__Problem to work on__.
Wherever the word "disambiguation" shows up in the data, report the line it sits in.

[Items from an interface collection]
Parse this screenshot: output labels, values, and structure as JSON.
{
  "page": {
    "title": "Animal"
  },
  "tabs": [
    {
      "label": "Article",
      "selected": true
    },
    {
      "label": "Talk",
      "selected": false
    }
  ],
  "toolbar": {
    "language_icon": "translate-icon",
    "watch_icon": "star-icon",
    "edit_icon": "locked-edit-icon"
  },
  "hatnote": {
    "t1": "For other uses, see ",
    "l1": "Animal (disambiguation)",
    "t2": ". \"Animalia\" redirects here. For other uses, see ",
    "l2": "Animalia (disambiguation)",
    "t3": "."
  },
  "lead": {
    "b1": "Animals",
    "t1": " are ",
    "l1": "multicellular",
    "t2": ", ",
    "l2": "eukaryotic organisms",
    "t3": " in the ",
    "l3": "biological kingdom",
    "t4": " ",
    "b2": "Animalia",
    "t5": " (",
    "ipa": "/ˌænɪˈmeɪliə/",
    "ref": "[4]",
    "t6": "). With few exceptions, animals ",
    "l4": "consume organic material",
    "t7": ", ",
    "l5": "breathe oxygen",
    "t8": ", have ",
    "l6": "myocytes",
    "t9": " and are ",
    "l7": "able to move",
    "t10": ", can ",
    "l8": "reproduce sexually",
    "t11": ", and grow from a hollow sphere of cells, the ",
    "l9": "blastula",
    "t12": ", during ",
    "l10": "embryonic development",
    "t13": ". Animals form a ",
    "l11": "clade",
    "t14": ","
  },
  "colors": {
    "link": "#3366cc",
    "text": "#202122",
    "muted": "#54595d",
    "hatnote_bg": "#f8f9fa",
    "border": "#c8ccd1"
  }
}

__Your solution__.
    "l1": "Animal (disambiguation)",
    "l2": "Animalia (disambiguation)",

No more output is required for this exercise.